  14. Hans-Werner Sinn, 2007. "The Welfare State and the Forces of Globalization," NBER Working Papers 12946, National Bureau of Economic Research, Inc.
  15. Jan Rose Skaksen, 2004. "International outsourcing when labour markets are unionized," Canadian Journal of Economics, Canadian Economics Association, vol. 37(1), pages 78-94, February.
  16. Stefanova Boyka M, 2006. "The Political Economy of Outsourcing in the European Union and the East-European Enlargement," Business and Politics, De Gruyter, vol. 8(2), pages 1-45, August.
Full references (including those not matched with items on IDEAS)

This item is not listed on Wikipedia, on a reading list or among the top items on IDEAS.

When requesting a correction, please mention this item's handle: RePEc:bla:reviec:v:18:y:2010:i:4:p:682-695. See general information about how to correct material in RePEc.

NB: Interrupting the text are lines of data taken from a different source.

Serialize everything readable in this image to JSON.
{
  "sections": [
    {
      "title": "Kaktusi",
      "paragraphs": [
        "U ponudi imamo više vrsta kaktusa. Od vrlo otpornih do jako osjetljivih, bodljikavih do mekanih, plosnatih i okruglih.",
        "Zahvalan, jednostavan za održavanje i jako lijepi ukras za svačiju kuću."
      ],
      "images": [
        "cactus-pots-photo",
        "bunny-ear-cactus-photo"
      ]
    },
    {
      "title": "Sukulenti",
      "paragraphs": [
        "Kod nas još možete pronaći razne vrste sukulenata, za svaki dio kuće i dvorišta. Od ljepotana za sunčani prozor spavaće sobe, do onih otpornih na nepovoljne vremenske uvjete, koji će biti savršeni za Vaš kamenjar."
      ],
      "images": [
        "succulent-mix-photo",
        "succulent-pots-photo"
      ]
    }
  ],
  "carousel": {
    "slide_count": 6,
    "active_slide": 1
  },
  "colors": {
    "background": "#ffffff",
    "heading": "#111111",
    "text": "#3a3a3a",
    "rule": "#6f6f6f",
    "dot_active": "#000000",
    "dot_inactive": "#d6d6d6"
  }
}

For technical questions regarding this item, or to correct its authors, title, abstract, bibliographic or download information, contact: (Wiley-Blackwell Digital Licensing)

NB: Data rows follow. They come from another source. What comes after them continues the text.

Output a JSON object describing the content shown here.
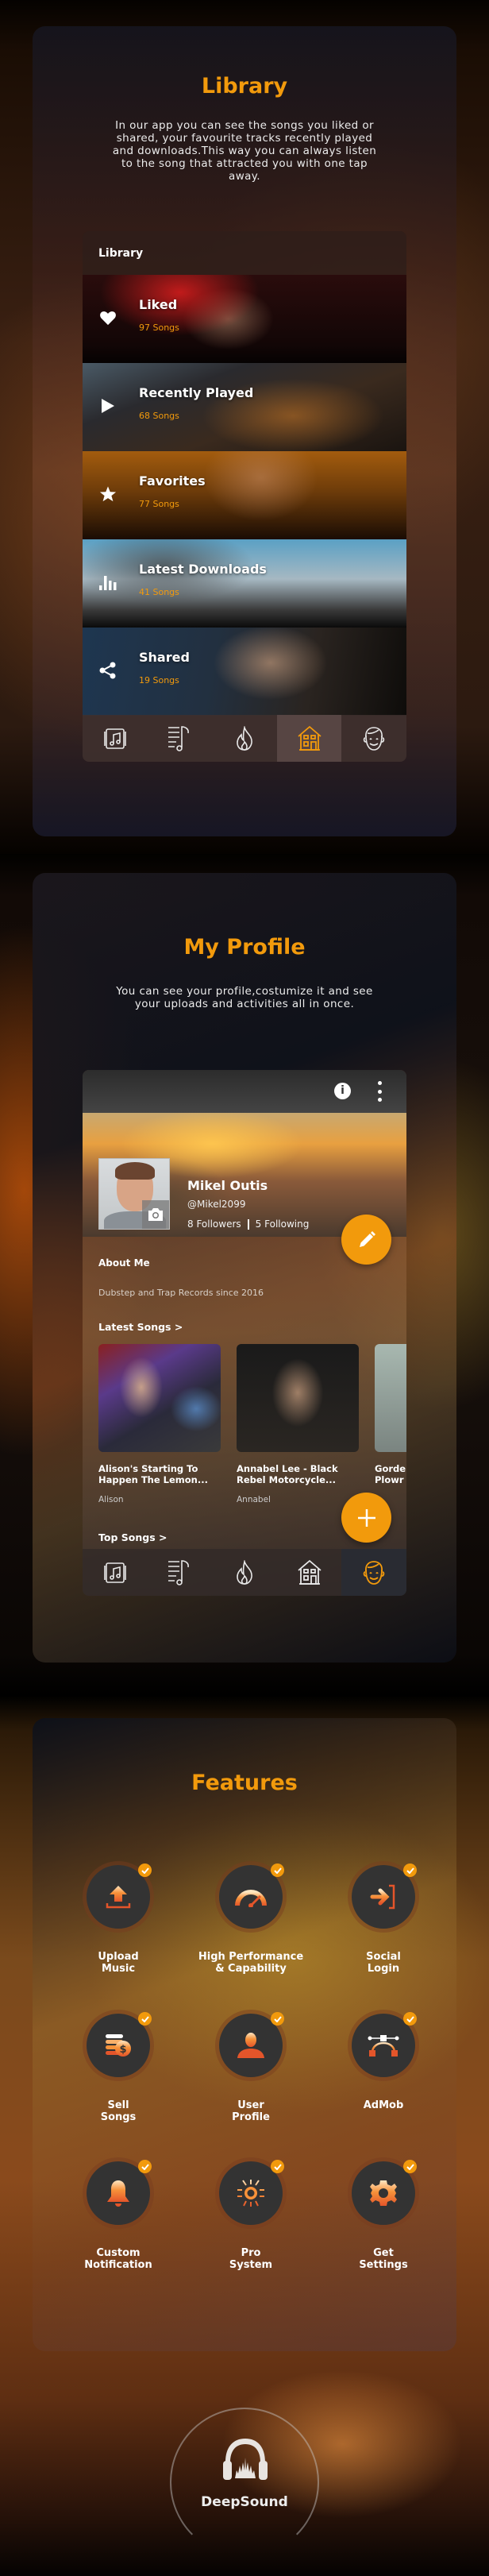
{
  "colors": {
    "accent": "#f29a0c",
    "feature_circle": "#333333",
    "text": "#ffffff"
  },
  "library_section": {
    "title": "Library",
    "description": "In our app you can see the songs you liked or shared, your favourite tracks recently played and downloads.This way you can always listen to the song that attracted you with one tap away.",
    "screen": {
      "header": "Library",
      "items": [
        {
          "icon": "heart-icon",
          "title": "Liked",
          "count": "97 Songs"
        },
        {
          "icon": "play-icon",
          "title": "Recently Played",
          "count": "68 Songs"
        },
        {
          "icon": "star-icon",
          "title": "Favorites",
          "count": "77 Songs"
        },
        {
          "icon": "bar-chart-icon",
          "title": "Latest Downloads",
          "count": "41 Songs"
        },
        {
          "icon": "share-icon",
          "title": "Shared",
          "count": "19 Songs"
        }
      ],
      "nav": [
        "album-icon",
        "playlist-icon",
        "trending-fire-icon",
        "home-icon",
        "profile-face-icon"
      ],
      "active_nav": "home-icon"
    }
  },
  "profile_section": {
    "title": "My Profile",
    "description": "You can see your profile,costumize it and see your uploads and activities all in once.",
    "screen": {
      "info_icon": "i",
      "name": "Mikel Outis",
      "handle": "@Mikel2099",
      "followers": "8 Followers",
      "following": "5 Following",
      "about_title": "About Me",
      "about_text": "Dubstep and Trap Records since 2016",
      "latest_title": "Latest Songs >",
      "songs": [
        {
          "title": "Alison's Starting To\nHappen The Lemon...",
          "artist": "Alison"
        },
        {
          "title": "Annabel Lee - Black\nRebel Motorcycle...",
          "artist": "Annabel"
        },
        {
          "title": "Gorde\nPlowr",
          "artist": ""
        }
      ],
      "top_title": "Top Songs >",
      "active_nav": "profile-face-icon"
    }
  },
  "features_section": {
    "title": "Features",
    "items": [
      {
        "icon": "upload-icon",
        "label": "Upload\nMusic"
      },
      {
        "icon": "speedometer-icon",
        "label": "High Performance\n& Capability"
      },
      {
        "icon": "login-icon",
        "label": "Social\nLogin"
      },
      {
        "icon": "coins-dollar-icon",
        "label": "Sell\nSongs"
      },
      {
        "icon": "user-icon",
        "label": "User\nProfile"
      },
      {
        "icon": "bezier-icon",
        "label": "AdMob"
      },
      {
        "icon": "bell-icon",
        "label": "Custom\nNotification"
      },
      {
        "icon": "gear-network-icon",
        "label": "Pro\nSystem"
      },
      {
        "icon": "settings-gear-icon",
        "label": "Get\nSettings"
      }
    ]
  },
  "brand": {
    "name": "DeepSound",
    "logo_icon": "headphones-icon"
  }
}
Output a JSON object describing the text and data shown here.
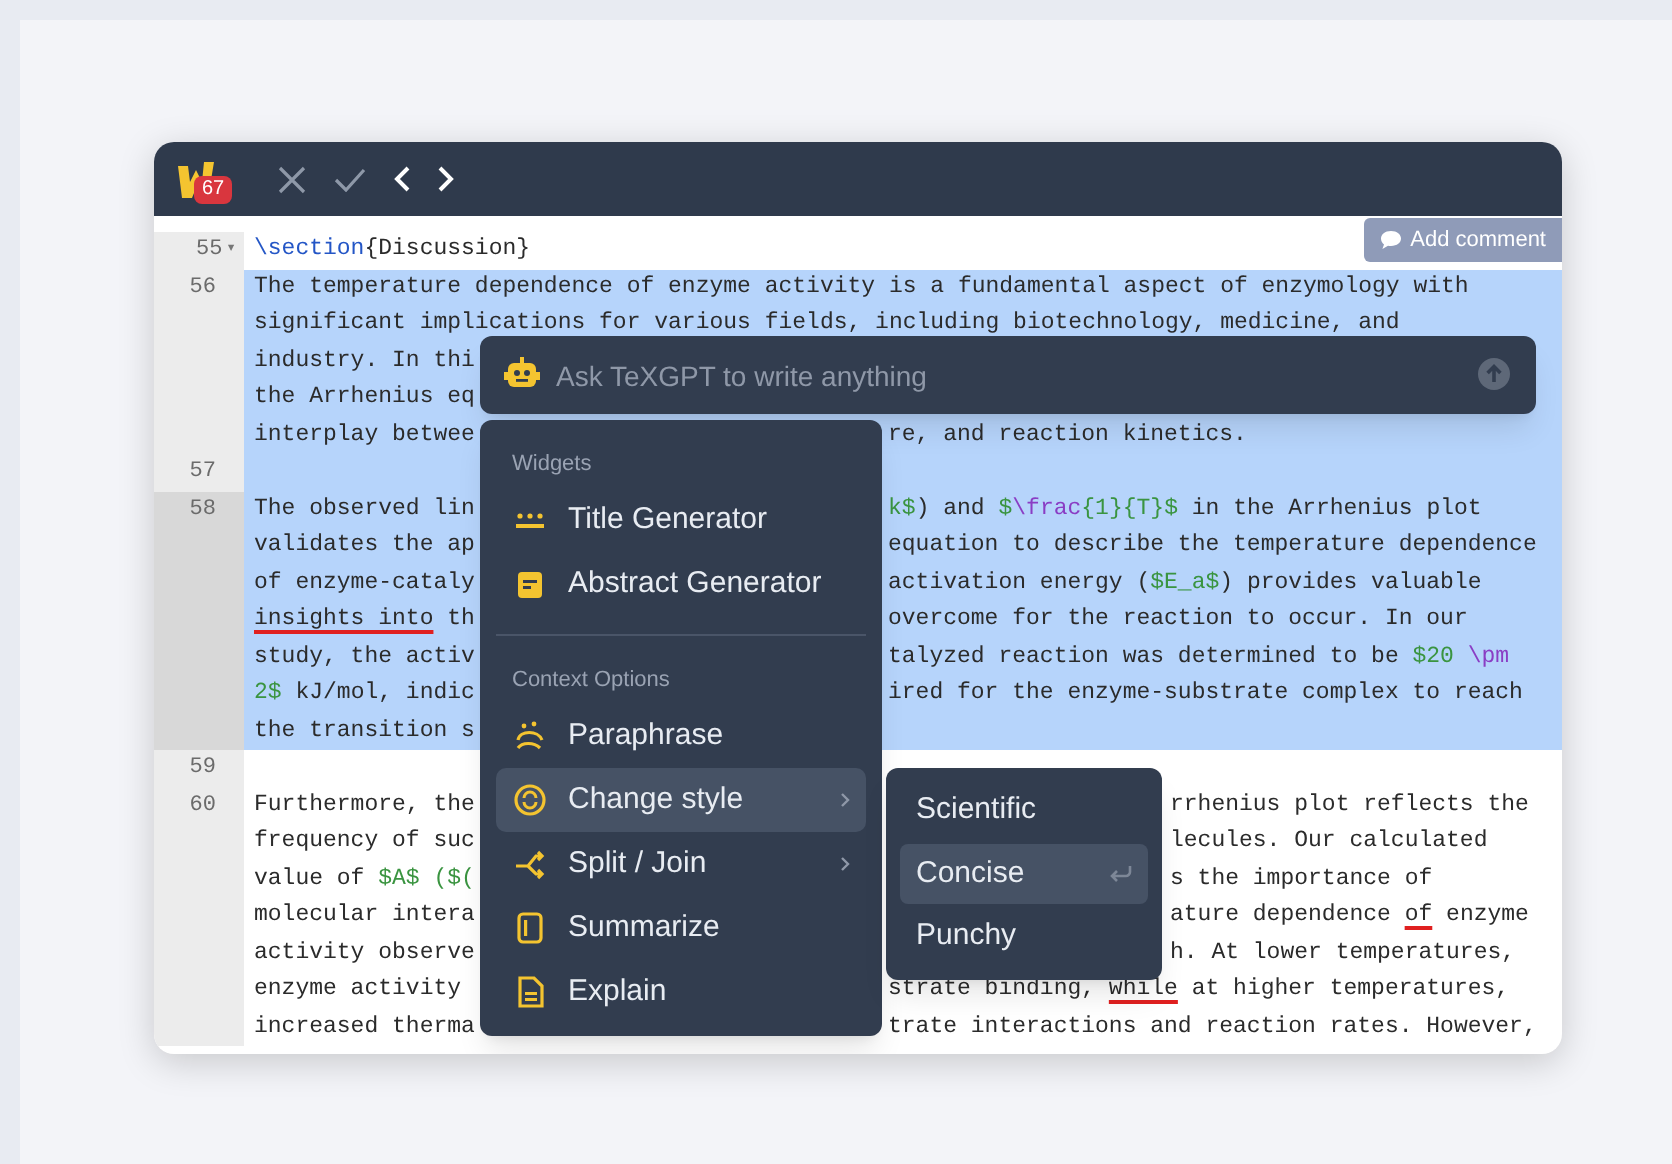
{
  "toolbar": {
    "badge": "67"
  },
  "add_comment": "Add comment",
  "editor": {
    "lines": [
      {
        "number": "55",
        "fold": "▾",
        "active": false,
        "selected": false,
        "rows": [
          {
            "left": [
              {
                "text": "\\section",
                "kind": "keyword"
              },
              {
                "text": "{Discussion}",
                "kind": "text"
              }
            ]
          }
        ]
      },
      {
        "number": "56",
        "active": false,
        "selected": true,
        "rows": [
          {
            "left": "The temperature dependence of enzyme activity is a fundamental aspect of enzymology with"
          },
          {
            "left": "significant implications for various fields, including biotechnology, medicine, and"
          },
          {
            "left": "industry. In thi"
          },
          {
            "left": "the Arrhenius eq"
          },
          {
            "left": "interplay betwee",
            "right": "re, and reaction kinetics."
          }
        ]
      },
      {
        "number": "57",
        "active": false,
        "selected": true,
        "rows": [
          {
            "left": ""
          }
        ]
      },
      {
        "number": "58",
        "active": true,
        "selected": true,
        "rows": [
          {
            "left": "The observed lin",
            "right": [
              {
                "text": "k$",
                "kind": "math"
              },
              {
                "text": ") and ",
                "kind": "text"
              },
              {
                "text": "$",
                "kind": "math"
              },
              {
                "text": "\\frac",
                "kind": "command"
              },
              {
                "text": "{1}{T}$",
                "kind": "math"
              },
              {
                "text": " in the Arrhenius plot",
                "kind": "text"
              }
            ]
          },
          {
            "left": "validates the ap",
            "right": "equation to describe the temperature dependence"
          },
          {
            "left": "of enzyme-cataly",
            "right": [
              {
                "text": "activation energy (",
                "kind": "text"
              },
              {
                "text": "$E_a$",
                "kind": "math"
              },
              {
                "text": ") provides valuable",
                "kind": "text"
              }
            ]
          },
          {
            "left": [
              {
                "text": "insights into",
                "kind": "flagged"
              },
              {
                "text": " th",
                "kind": "text"
              }
            ],
            "right": "overcome for the reaction to occur. In our"
          },
          {
            "left": "study, the activ",
            "right": [
              {
                "text": "talyzed reaction was determined to be ",
                "kind": "text"
              },
              {
                "text": "$20 ",
                "kind": "math"
              },
              {
                "text": "\\pm",
                "kind": "command"
              }
            ]
          },
          {
            "left": [
              {
                "text": "2$",
                "kind": "math"
              },
              {
                "text": " kJ/mol, indic",
                "kind": "text"
              }
            ],
            "right": "ired for the enzyme-substrate complex to reach"
          },
          {
            "left": "the transition s"
          }
        ]
      },
      {
        "number": "59",
        "active": false,
        "selected": false,
        "rows": [
          {
            "left": ""
          }
        ]
      },
      {
        "number": "60",
        "active": false,
        "selected": false,
        "rows": [
          {
            "left": "Furthermore, the",
            "right": "rrhenius plot reflects the"
          },
          {
            "left": "frequency of suc",
            "right": "lecules. Our calculated"
          },
          {
            "left": [
              {
                "text": "value of ",
                "kind": "text"
              },
              {
                "text": "$A$ ($(",
                "kind": "math"
              }
            ],
            "right": "s the importance of"
          },
          {
            "left": "molecular intera",
            "right": [
              {
                "text": "ature dependence ",
                "kind": "text"
              },
              {
                "text": "of",
                "kind": "flagged"
              },
              {
                "text": " enzyme",
                "kind": "text"
              }
            ]
          },
          {
            "left": "activity observe",
            "right": "h. At lower temperatures,"
          },
          {
            "left": "enzyme activity",
            "right": [
              {
                "text": "strate binding, ",
                "kind": "text"
              },
              {
                "text": "while",
                "kind": "flagged"
              },
              {
                "text": " at higher temperatures,",
                "kind": "text"
              }
            ]
          },
          {
            "left": "increased therma",
            "right": "trate interactions and reaction rates. However,"
          }
        ]
      }
    ]
  },
  "ask_bar": {
    "placeholder": "Ask TeXGPT to write anything"
  },
  "menu": {
    "sections": [
      {
        "heading": "Widgets",
        "items": [
          {
            "label": "Title Generator",
            "selected": false,
            "submenu": false
          },
          {
            "label": "Abstract Generator",
            "selected": false,
            "submenu": false
          }
        ]
      },
      {
        "heading": "Context Options",
        "items": [
          {
            "label": "Paraphrase",
            "selected": false,
            "submenu": false
          },
          {
            "label": "Change style",
            "selected": true,
            "submenu": true
          },
          {
            "label": "Split / Join",
            "selected": false,
            "submenu": true
          },
          {
            "label": "Summarize",
            "selected": false,
            "submenu": false
          },
          {
            "label": "Explain",
            "selected": false,
            "submenu": false
          }
        ]
      }
    ]
  },
  "submenu": {
    "items": [
      {
        "label": "Scientific",
        "selected": false
      },
      {
        "label": "Concise",
        "selected": true
      },
      {
        "label": "Punchy",
        "selected": false
      }
    ]
  }
}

or (Christopher F. Baum)

If you have authored this item and are not yet registered with RePEc, we encourage you to do it here. This allows to link your profile to this item. It also allows you to accept potential citations to this item that we are uncertain about.

If references are entirely missing, you can add them using this form.

If the full references list an item that is present in RePEc, but the system did not link to it, you can help with this form.

If you know of missing items citing this one, you can help us creating those links by adding the relevant references in the same way as above, for each refering item. If you are a registered author of this item, you may also want to check the "citations" tab in your profile, as there may be some citations waiting for confirmation.

Please note that corrections may take a couple of weeks to filter through the various RePEc services.

This information is provided to you by IDEAS at the Research Division of the Federal Reserve Bank of St. Louis using RePEc data.